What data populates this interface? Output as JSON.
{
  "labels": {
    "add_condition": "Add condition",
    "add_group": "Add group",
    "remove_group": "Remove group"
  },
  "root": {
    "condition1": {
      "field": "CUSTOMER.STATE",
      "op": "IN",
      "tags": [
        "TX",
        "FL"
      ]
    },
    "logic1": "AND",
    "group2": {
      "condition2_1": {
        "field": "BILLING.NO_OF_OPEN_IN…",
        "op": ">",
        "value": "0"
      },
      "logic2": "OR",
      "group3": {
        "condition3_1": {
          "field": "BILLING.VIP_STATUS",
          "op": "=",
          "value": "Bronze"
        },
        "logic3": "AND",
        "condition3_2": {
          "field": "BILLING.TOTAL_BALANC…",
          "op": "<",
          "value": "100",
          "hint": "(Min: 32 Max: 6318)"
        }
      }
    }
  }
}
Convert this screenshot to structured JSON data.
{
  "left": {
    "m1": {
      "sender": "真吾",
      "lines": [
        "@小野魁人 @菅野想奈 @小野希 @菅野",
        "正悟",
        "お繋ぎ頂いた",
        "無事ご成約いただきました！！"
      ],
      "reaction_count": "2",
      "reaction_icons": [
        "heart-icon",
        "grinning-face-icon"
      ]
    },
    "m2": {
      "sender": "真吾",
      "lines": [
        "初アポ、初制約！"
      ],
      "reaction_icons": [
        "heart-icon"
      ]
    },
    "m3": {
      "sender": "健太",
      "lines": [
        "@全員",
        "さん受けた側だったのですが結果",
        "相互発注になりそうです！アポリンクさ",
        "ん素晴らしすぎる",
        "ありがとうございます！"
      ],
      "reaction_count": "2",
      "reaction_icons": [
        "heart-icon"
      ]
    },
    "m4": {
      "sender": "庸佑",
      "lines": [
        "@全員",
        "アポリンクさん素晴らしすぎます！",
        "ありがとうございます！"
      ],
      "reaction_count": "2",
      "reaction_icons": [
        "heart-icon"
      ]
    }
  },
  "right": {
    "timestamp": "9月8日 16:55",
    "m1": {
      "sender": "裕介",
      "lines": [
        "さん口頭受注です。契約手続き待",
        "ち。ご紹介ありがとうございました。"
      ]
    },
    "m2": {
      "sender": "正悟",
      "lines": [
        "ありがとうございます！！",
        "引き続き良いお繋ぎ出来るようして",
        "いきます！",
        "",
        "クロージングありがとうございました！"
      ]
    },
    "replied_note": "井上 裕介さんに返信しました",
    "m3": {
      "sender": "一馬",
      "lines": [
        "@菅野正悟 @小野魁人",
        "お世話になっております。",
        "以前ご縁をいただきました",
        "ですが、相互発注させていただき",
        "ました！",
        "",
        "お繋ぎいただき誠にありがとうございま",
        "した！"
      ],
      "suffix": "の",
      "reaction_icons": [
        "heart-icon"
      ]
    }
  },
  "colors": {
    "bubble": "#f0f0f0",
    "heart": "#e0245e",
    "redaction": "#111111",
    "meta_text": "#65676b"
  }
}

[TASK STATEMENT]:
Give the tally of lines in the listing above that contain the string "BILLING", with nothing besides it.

[SOLUTION FOR THIS PROBLEM]:
3